Whenever "header" appears in a line of the entries below, that line counts; give the total only.

(Beginning of RECORD EXCERPTS)

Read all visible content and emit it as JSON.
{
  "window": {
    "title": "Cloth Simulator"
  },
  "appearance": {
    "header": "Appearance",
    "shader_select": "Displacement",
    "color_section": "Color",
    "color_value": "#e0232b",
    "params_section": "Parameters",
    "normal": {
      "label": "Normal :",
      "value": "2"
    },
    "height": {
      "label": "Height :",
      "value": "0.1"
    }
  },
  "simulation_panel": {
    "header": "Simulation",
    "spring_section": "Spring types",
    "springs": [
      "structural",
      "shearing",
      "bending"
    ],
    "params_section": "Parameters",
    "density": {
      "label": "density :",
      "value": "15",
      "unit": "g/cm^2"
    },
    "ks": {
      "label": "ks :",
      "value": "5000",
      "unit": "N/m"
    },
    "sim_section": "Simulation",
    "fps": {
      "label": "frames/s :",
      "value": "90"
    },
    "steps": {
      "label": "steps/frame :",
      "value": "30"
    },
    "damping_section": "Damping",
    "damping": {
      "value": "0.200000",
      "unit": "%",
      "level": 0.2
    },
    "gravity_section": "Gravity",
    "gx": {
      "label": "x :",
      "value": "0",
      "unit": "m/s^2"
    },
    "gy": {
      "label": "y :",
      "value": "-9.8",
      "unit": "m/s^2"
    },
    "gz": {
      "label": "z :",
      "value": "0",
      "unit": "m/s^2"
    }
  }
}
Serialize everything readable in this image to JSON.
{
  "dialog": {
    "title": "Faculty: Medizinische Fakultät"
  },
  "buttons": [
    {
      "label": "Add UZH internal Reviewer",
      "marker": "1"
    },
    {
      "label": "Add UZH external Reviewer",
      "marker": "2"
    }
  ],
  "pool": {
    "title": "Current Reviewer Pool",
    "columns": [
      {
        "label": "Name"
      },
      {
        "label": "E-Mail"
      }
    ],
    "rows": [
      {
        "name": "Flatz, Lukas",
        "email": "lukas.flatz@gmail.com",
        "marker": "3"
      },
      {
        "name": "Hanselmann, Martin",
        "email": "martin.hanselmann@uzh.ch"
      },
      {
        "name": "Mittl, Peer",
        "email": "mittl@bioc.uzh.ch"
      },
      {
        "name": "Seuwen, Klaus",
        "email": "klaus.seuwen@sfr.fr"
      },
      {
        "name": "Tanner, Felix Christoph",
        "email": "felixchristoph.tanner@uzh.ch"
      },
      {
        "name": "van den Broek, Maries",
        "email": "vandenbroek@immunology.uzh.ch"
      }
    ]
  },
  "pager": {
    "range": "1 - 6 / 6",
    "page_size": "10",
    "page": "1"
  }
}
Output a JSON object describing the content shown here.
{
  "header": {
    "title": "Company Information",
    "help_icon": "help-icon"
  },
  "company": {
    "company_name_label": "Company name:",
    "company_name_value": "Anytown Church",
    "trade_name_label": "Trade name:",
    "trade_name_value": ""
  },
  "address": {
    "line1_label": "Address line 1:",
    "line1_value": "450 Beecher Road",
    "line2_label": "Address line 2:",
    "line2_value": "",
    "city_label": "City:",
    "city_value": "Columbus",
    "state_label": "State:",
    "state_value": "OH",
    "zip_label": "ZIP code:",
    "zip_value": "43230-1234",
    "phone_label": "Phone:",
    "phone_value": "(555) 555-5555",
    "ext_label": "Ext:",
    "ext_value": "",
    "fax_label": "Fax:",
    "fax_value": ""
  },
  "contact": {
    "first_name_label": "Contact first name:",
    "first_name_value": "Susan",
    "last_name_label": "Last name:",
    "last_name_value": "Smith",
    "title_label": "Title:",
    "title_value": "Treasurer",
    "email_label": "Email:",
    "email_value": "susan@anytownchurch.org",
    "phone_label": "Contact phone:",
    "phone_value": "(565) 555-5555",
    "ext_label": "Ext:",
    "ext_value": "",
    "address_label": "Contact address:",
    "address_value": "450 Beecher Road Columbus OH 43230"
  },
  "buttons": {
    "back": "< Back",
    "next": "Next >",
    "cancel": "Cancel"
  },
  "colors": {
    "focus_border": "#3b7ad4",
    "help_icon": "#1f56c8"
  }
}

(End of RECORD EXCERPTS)

* _COMPLETED TASK_:
3